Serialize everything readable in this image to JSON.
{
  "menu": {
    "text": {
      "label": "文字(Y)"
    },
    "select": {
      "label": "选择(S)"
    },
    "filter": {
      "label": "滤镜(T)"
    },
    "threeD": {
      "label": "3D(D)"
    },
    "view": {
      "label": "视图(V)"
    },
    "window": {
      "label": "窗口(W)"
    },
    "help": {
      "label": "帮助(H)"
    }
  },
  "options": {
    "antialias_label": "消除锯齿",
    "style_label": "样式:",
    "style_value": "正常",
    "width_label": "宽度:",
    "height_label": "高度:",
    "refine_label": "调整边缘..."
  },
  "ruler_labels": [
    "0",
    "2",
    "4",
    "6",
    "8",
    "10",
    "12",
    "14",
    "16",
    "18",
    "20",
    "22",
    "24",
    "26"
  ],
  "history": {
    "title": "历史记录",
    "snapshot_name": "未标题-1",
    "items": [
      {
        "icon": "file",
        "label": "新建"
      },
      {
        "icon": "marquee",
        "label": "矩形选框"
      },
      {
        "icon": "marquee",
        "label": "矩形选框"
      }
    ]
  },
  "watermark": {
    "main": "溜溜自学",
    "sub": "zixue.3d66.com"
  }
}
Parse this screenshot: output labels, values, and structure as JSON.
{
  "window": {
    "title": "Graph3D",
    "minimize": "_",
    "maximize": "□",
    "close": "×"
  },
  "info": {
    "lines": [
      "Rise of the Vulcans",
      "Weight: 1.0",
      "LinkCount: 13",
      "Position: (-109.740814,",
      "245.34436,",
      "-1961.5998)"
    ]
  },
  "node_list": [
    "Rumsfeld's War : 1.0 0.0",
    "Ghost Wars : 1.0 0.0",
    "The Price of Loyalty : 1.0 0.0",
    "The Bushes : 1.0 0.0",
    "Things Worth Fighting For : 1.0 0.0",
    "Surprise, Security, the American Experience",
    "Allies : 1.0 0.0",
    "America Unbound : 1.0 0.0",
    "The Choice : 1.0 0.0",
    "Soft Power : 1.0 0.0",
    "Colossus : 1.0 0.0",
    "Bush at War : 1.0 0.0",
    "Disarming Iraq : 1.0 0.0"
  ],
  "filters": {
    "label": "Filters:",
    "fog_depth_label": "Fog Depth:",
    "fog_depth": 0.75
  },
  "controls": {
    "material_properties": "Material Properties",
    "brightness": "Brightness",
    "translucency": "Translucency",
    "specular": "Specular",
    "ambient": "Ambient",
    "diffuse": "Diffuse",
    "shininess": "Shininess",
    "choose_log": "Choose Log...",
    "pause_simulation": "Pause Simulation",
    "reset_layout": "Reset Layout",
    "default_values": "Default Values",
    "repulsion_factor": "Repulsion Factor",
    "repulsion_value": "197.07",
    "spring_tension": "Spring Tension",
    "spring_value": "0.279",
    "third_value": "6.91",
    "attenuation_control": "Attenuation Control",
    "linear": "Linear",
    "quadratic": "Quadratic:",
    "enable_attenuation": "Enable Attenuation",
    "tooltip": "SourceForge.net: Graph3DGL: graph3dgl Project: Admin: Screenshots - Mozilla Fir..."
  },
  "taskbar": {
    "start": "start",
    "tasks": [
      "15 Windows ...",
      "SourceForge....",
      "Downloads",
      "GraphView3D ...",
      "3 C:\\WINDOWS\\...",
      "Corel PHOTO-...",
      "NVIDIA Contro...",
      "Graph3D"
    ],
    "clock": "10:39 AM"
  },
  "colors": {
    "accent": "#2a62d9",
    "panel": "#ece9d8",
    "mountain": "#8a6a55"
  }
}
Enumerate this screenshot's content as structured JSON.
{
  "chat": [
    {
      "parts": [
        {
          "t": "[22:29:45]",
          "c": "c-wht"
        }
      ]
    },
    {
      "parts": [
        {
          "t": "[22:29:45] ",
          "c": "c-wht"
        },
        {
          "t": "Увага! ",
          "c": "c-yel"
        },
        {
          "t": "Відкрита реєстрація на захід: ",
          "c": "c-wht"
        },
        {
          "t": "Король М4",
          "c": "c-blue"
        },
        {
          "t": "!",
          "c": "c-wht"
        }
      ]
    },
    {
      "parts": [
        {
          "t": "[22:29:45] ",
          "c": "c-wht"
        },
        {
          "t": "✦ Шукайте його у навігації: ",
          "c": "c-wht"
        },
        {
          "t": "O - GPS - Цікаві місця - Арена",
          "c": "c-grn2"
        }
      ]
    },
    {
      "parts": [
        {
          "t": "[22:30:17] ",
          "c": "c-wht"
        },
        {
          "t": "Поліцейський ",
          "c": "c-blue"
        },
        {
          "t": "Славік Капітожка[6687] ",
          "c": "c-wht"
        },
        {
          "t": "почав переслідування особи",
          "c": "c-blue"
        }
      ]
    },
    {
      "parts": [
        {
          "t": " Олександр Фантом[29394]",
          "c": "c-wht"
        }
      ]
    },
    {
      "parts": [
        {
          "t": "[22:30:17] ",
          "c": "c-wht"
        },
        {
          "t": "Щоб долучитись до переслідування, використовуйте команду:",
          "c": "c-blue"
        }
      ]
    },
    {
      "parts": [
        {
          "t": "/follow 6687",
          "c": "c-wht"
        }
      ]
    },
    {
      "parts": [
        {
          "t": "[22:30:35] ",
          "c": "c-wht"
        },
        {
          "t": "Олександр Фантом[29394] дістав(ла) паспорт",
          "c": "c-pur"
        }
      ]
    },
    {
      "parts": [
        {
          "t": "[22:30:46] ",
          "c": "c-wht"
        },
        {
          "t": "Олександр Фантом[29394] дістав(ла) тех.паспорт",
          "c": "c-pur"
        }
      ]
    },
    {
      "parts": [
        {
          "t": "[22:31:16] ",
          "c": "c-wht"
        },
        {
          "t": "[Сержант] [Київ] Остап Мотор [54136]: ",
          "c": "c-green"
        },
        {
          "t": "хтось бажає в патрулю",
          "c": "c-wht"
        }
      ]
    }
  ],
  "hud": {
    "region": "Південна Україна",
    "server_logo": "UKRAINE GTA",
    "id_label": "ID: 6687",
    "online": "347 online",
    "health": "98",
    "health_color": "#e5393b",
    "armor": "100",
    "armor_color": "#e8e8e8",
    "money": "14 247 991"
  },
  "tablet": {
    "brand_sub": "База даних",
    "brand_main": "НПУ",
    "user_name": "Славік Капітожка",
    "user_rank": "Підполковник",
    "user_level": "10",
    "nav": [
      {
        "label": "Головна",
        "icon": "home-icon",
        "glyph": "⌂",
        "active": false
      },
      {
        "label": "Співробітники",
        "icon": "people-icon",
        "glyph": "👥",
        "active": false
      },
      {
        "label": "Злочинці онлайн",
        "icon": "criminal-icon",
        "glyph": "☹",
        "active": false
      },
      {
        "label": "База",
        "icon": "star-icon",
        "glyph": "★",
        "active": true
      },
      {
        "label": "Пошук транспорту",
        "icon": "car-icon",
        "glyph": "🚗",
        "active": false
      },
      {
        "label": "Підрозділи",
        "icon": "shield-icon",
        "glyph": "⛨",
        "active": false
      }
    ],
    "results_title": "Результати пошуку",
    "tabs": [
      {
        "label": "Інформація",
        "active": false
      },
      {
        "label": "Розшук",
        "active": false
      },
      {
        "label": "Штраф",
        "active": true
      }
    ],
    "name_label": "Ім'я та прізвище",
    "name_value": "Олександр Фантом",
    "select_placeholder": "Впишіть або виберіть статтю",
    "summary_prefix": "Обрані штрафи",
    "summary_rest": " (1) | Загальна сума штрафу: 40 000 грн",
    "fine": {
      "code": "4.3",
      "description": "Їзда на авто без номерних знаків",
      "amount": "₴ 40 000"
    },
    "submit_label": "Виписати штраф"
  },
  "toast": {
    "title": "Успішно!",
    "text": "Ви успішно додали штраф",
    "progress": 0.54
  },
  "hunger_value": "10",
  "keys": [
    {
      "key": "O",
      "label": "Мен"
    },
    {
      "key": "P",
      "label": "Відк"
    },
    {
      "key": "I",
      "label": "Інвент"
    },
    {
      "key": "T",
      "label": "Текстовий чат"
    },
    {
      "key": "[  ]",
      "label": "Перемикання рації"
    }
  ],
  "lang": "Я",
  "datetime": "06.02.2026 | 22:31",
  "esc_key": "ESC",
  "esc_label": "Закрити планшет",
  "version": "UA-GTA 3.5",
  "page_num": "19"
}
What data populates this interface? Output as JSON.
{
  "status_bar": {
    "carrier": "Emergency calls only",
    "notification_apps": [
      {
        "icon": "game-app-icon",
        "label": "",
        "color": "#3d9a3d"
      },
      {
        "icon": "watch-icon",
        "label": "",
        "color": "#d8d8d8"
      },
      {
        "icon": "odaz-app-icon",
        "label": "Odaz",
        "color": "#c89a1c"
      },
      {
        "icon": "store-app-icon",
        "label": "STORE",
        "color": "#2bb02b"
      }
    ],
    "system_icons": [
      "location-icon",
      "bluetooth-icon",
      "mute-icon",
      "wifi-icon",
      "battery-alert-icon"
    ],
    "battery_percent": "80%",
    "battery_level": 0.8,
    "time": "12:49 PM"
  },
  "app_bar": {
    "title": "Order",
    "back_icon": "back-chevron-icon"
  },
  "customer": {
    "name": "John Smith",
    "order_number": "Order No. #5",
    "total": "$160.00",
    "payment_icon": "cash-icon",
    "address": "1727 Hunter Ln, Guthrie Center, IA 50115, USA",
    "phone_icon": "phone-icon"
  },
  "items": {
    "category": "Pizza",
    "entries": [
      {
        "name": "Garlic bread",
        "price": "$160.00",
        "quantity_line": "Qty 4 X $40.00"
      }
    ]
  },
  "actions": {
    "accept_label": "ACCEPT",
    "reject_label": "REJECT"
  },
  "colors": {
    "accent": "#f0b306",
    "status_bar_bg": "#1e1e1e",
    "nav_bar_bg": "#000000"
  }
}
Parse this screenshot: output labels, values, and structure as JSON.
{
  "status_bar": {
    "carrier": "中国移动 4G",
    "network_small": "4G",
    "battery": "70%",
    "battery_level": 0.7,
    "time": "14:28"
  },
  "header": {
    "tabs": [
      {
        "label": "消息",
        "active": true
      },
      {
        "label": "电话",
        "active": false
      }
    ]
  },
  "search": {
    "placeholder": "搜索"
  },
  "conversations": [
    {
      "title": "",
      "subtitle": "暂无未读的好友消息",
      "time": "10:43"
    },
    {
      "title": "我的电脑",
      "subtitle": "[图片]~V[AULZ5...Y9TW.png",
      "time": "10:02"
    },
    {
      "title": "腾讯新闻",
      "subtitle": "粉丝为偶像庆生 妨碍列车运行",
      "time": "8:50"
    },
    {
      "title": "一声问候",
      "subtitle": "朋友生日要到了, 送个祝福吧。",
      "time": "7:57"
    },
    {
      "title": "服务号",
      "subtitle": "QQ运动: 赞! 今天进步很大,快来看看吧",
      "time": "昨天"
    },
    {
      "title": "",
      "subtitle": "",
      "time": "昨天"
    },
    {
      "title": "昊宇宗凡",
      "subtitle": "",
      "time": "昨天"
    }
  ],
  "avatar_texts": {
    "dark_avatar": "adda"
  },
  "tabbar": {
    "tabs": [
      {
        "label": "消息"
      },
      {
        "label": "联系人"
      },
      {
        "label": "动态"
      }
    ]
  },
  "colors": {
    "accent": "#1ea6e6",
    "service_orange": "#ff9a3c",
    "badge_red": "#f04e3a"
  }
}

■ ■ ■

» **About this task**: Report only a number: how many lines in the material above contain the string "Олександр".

» **Exercise answer**: 4